EXERCISE DESCRIPTION: Only the lines that contain the string "data" belong in the answer; pull them from the records.

RECORD SET:
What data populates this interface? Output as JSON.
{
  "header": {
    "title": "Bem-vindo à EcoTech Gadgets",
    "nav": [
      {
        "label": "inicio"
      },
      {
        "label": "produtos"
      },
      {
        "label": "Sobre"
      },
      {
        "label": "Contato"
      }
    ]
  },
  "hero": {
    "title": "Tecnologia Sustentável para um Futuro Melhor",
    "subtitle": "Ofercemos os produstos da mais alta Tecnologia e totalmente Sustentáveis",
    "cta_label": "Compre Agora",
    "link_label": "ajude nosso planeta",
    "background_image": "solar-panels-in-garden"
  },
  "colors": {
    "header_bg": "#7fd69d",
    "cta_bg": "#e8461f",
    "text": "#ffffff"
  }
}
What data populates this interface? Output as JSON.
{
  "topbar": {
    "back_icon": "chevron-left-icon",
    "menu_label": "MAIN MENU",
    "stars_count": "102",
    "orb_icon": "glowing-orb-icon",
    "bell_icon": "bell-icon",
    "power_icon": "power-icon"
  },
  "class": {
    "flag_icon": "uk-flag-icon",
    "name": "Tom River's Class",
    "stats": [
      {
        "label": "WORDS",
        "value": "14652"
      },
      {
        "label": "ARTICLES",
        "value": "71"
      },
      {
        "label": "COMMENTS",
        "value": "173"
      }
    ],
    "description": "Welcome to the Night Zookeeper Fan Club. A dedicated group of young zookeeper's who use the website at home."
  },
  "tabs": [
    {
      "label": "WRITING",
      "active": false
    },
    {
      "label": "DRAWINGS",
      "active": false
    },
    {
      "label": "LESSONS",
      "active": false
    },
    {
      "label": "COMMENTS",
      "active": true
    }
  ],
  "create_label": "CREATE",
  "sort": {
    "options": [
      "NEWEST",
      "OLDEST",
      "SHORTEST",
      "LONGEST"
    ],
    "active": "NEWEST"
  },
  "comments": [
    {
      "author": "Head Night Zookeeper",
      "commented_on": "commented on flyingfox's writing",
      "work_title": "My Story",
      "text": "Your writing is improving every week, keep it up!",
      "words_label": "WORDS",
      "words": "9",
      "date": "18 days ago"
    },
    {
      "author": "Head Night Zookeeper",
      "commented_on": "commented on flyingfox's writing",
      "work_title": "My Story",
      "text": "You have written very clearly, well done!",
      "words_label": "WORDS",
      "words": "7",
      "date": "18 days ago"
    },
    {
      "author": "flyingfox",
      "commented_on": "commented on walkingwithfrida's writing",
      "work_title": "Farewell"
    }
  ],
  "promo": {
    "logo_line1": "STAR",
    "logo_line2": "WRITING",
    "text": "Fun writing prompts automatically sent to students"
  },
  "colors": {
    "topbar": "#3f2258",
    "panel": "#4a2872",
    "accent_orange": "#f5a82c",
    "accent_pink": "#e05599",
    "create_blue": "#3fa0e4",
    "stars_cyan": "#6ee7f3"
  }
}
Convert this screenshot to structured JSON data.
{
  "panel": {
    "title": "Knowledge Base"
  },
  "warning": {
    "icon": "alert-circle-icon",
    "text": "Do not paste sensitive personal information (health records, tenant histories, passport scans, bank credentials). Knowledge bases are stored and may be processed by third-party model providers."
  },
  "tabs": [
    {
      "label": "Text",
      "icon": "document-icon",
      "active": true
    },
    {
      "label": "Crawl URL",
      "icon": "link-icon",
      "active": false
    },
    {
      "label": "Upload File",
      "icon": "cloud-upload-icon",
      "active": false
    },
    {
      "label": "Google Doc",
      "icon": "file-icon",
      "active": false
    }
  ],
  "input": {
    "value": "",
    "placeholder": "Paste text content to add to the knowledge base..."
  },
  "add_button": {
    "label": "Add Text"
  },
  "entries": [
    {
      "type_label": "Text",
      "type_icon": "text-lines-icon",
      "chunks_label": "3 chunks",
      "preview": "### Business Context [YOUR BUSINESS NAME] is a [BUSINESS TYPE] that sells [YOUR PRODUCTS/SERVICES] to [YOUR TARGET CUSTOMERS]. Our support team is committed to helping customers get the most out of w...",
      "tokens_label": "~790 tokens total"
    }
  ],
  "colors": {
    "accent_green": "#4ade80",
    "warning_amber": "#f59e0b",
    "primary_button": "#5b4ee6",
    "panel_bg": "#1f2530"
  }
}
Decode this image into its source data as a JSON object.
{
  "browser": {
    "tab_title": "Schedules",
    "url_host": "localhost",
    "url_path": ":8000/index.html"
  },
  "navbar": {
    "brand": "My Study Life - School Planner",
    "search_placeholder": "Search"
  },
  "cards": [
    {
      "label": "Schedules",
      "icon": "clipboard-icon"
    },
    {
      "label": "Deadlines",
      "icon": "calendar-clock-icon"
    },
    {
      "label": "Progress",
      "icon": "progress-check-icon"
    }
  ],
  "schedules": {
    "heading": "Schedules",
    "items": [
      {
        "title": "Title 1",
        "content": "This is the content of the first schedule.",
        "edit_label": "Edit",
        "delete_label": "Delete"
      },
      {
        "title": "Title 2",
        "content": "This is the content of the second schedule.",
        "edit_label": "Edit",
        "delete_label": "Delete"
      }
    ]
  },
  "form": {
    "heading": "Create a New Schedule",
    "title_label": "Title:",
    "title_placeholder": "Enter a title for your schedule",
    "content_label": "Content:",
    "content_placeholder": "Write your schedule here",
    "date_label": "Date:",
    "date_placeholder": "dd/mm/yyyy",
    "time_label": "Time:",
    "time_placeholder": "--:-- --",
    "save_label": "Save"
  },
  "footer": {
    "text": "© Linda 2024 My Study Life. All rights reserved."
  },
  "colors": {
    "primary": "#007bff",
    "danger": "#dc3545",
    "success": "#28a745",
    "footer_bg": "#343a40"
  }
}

EXERCISE ANSWER:
What data populates this interface? Output as JSON.
What data populates this interface? Output as JSON.
Convert this screenshot to structured JSON data.
Decode this image into its source data as a JSON object.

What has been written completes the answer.